◆ **Exercise directions**
Go through the entries below and count the lines where the word "share" appears; give only the count.

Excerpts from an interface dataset
* * * *

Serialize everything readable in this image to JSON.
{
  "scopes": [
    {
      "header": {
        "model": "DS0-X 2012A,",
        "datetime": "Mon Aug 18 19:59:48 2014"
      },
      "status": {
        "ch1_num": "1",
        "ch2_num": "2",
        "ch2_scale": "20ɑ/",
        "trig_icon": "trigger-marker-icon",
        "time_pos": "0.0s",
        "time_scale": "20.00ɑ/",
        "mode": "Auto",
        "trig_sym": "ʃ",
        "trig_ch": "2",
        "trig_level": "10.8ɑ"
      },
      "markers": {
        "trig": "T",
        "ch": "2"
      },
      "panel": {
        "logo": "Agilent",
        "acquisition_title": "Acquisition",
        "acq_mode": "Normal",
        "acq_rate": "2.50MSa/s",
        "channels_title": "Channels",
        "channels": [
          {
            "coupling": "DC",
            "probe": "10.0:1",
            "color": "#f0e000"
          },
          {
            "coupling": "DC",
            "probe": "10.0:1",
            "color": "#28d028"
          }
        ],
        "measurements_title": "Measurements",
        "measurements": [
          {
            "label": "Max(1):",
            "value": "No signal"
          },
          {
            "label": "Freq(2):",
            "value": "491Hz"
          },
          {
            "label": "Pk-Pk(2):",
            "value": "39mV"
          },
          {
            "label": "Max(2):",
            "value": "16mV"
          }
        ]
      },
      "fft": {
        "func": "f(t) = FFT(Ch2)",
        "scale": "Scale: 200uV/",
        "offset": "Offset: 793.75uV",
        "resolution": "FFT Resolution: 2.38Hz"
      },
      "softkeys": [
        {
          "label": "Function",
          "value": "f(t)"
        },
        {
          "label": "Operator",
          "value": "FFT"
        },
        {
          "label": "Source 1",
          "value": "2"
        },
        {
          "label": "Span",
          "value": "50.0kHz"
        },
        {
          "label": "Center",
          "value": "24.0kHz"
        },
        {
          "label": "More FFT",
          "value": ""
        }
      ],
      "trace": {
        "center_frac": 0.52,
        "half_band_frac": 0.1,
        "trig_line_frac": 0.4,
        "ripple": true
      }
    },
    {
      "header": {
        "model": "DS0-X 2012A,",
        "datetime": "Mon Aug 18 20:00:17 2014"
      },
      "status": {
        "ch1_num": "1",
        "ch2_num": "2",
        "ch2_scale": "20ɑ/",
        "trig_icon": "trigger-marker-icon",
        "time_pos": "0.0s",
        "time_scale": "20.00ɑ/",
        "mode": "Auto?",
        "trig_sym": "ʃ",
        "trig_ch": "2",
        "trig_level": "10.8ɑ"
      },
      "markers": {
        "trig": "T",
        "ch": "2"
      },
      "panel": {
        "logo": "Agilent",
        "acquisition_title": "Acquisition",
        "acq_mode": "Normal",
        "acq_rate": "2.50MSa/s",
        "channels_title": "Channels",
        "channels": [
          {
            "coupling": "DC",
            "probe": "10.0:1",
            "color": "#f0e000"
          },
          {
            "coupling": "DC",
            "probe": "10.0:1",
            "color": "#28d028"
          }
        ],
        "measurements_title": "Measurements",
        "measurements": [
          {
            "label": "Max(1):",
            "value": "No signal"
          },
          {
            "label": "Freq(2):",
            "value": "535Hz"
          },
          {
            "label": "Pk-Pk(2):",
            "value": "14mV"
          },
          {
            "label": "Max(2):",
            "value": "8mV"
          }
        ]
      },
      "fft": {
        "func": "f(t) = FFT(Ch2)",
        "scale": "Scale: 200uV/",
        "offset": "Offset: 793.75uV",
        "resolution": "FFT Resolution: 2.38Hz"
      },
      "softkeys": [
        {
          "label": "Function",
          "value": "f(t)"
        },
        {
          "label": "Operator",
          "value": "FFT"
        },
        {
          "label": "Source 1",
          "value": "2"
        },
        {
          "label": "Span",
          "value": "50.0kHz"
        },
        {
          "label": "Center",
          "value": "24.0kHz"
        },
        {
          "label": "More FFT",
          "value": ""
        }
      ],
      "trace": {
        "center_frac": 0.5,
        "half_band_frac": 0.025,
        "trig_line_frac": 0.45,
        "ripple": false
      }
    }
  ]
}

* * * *

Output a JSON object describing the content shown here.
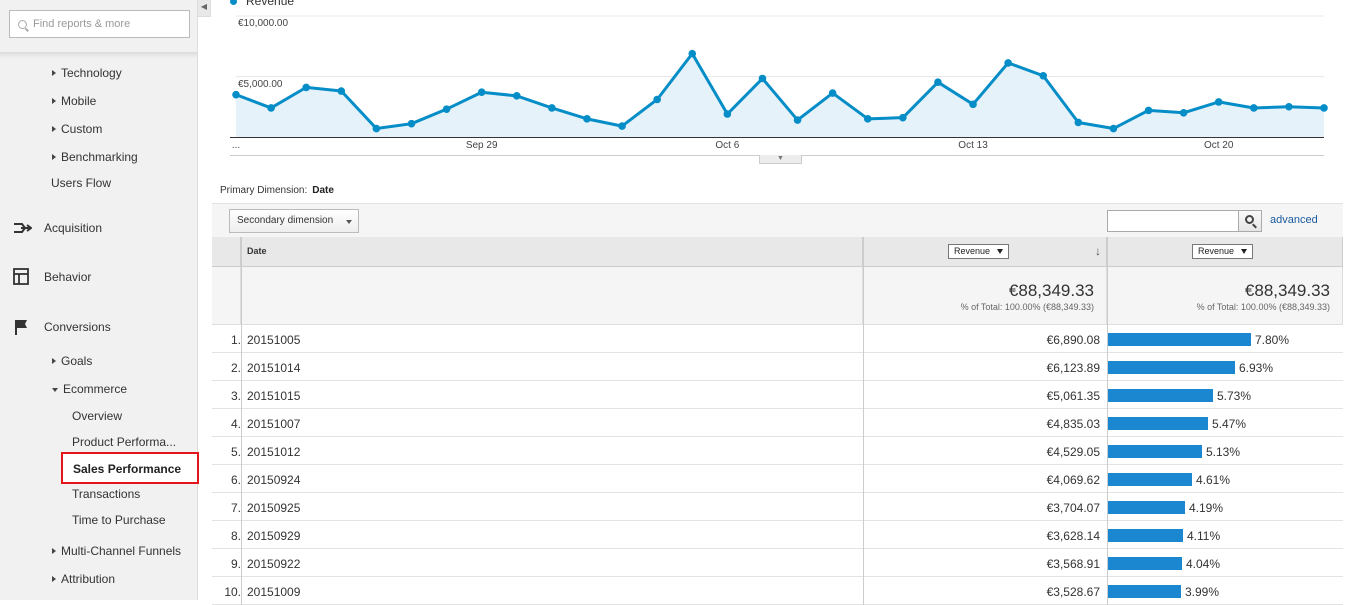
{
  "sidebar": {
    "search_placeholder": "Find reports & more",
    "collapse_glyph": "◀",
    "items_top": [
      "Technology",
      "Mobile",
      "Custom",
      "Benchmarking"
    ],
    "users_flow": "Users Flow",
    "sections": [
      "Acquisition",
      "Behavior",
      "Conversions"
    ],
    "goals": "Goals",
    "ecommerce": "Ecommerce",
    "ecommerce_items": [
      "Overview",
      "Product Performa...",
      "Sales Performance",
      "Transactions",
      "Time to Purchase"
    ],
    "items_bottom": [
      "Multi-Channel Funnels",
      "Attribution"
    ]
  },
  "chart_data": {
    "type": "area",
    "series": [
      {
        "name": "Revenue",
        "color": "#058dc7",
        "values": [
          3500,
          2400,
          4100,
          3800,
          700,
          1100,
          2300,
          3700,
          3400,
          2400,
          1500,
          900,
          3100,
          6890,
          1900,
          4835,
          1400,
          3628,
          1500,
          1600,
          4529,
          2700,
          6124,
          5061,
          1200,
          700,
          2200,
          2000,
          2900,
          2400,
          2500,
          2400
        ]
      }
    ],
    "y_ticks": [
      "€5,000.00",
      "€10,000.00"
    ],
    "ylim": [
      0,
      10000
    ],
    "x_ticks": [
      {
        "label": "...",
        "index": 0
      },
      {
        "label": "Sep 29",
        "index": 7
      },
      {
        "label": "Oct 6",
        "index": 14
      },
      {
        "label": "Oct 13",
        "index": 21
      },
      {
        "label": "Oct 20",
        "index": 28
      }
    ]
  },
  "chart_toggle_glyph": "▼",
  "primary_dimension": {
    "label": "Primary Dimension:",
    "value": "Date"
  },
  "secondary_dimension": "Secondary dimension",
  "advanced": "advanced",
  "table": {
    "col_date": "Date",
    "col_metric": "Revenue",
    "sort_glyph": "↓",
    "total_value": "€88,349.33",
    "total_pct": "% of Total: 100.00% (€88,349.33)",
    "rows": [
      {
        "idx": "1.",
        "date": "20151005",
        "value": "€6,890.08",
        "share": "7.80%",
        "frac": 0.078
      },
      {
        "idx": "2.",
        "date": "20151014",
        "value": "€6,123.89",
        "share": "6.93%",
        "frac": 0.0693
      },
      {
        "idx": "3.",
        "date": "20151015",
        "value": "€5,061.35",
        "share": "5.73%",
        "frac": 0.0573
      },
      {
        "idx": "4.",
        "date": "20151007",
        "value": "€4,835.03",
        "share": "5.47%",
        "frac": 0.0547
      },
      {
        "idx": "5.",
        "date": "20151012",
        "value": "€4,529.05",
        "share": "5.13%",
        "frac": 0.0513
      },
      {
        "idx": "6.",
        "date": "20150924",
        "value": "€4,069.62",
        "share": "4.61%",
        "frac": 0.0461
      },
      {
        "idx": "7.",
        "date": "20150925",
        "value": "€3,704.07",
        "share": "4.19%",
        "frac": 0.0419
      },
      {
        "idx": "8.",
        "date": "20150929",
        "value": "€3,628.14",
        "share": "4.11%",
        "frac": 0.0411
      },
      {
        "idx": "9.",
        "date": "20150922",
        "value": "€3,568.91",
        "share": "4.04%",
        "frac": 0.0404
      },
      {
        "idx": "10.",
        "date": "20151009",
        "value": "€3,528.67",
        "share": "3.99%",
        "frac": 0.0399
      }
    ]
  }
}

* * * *

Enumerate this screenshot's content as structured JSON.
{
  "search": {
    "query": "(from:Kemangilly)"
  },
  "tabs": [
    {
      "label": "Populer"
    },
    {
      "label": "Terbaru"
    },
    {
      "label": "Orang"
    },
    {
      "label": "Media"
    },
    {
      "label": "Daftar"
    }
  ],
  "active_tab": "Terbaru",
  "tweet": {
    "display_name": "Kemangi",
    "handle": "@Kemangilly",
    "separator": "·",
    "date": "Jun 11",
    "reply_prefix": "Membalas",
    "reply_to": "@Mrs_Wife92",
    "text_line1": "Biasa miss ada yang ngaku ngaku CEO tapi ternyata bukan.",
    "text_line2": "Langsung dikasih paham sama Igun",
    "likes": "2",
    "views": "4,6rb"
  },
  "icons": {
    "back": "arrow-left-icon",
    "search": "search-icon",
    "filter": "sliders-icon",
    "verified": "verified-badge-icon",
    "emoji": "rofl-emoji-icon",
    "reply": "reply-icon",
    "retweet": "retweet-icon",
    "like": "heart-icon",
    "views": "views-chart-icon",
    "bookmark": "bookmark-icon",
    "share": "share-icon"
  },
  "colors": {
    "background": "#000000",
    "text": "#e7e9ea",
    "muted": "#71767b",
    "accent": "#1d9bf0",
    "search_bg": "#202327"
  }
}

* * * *

◆ **Written solution**
11